cake by the other Cakehead
For the past year, plus, we've been sharing the name, Cakehead, with another blogger named Natalie. She is as obsessed with cake as we are. But earlier this weeks she announced that she is "bidding adieu to The Great Cake Adventure...I just do not have the time to put into making cakes now that I did when I started it."
I am also dropping the Cakehead name. I originally chose Cakehead because cake was like my crack, and now I just think it sounds stupid. So until I think of something totally awesome to rename myself (that will probably never happen), I'll be known as Natalie. I know, cutting edge, huh?
We happen to like the name Cakehead, but despite the slight, we will still award her with Cakehead of the Week Award. While we're busy stealing the images of other people's cakes, she actually bakes them. Click here to look at all the cakes she's baked over the past year. We picked out our favorite cake that she made and are presenting it to her -- from one Cakehead to another. Good luck with your new photography blog.
Motorized Ice Cream Cone
Presenting the motorized ice cream cone, for those of you with a tongue too lazy to lick. [from Foodie Obsessed]
Because shaking the salt takes so much energy, here is the self-shaking salt and pepper shaker set [from Cooking Gadgets]
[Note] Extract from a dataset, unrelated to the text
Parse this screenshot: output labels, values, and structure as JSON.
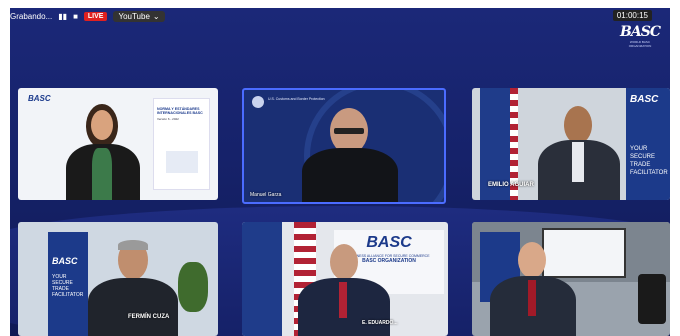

Burn messages into your toast. [from Japan's Sasha Tseng via Cooking Gadgets]
We wish this was a picture of soldiers at a bake sale raising money for George Bush's war. Based on this Wall Street Journal article, it's more likely that these soldiers are serving up very expensive slices of pie at the expense of taxpayers.
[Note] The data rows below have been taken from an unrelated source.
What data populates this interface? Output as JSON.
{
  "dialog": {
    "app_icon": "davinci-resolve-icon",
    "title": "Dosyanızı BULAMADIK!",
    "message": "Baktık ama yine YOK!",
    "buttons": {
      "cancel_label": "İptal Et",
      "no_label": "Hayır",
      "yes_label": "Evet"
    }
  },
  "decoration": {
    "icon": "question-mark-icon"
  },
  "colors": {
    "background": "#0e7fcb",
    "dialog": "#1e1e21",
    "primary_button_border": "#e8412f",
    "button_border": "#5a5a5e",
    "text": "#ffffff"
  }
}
Prominent American food companies are under scrutiny in a federal probe of possible fraud and corruption in the military's food-supply operations for the Iraq war...The inquiry is focused on whether the food companies set excessively high prices when they sold their goods to the Army's primary food contractor for the war zone, a Kuwaiti firm called Public Warehousing Co. A related question is whether Public Warehousing improperly pocketed for itself refunds it received from these suppliers. Public Warehousing bought vast amounts of meat, vegetables and bakery items from the food companies, and delivered them to U.S. troops.
The restaurant at Crook, near Windermere, in Cumbria, is giving diners the chance to try the canapes free of charge. The grey squirrels were caught in the hotel's 72-acre woodland grounds and have been prepared by head chef Marc Sanders.
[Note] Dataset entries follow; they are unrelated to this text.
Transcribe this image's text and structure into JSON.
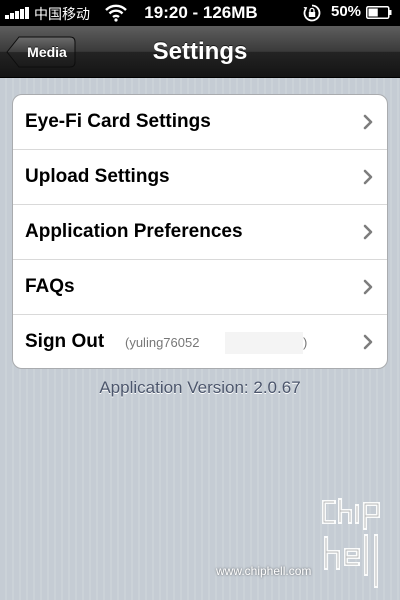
{
  "status_bar": {
    "carrier": "中国移动",
    "time": "19:20 - 126MB",
    "battery": "50%",
    "battery_level": 0.5,
    "icons": [
      "signal-bars-icon",
      "wifi-icon",
      "rotation-lock-icon",
      "battery-icon"
    ]
  },
  "nav": {
    "back_label": "Media",
    "title": "Settings"
  },
  "settings_rows": [
    {
      "label": "Eye-Fi Card Settings",
      "icon": "chevron-right-icon"
    },
    {
      "label": "Upload Settings",
      "icon": "chevron-right-icon"
    },
    {
      "label": "Application Preferences",
      "icon": "chevron-right-icon"
    },
    {
      "label": "FAQs",
      "icon": "chevron-right-icon"
    },
    {
      "label": "Sign Out",
      "account_open": "(yuling76052",
      "account_close": ")",
      "icon": "chevron-right-icon"
    }
  ],
  "footer": {
    "version": "Application Version: 2.0.67"
  },
  "watermark": {
    "url": "www.chiphell.com",
    "logo_text": "chiphell"
  },
  "colors": {
    "background": "#c5ccd4",
    "nav_bar": "#2b2b2b",
    "version_text": "#4c566c"
  }
}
[from the Daily Mail]
But you don't have to cross the Atlantic to eat this gamy delicacy. With Steven Rinella's book, The Scavenger's Guide to Haue Cuisine you too can prepare a 45-course banquet that includes squirrel as one of the less exotic dishes.
Using the 1903 Le Guide Culinaire by master chef Escoffier, Rinella sets out to
shoot, fish, slaughter, raise (as in pigeon husbandry), gather and otherwise procure the ingredients for these dishes himself, with help from his fishing and hunting buddies. Rinella's girlfriend is a vegetarian, and he's aware that this project may seem distressing to some, but he offers a spirited defense of choosing to "make his own food." Rinella's year took him all over the U.S. and Canada with plenty of unusual outdoor adventures: frog gigging, eeling, "glassing" for elk, making headcheese and sparrow-trapping. Preparing the feast, with its huge list of ingredients, took more than a week, with hard-breathing last-minute tension. Some dishes worked, some didn't (e.g., Crayfish Mousse, and Elk and Antelope Kidney Pudding). This unusual memoir could serve as a tasty gift for sporting types.
Our hero Amy Sedaris makes cheeseballs with Martha Stewart and makes Stewart say "bong water." [hat tip Buzzfeed]
Comical Cookbooks - a humorous look at old cookbook treasures
Women celebrities only eat when they're pregnant. Since J. Lo has been eating a lot of junk food, the only logical conclusion is she must be pregnant.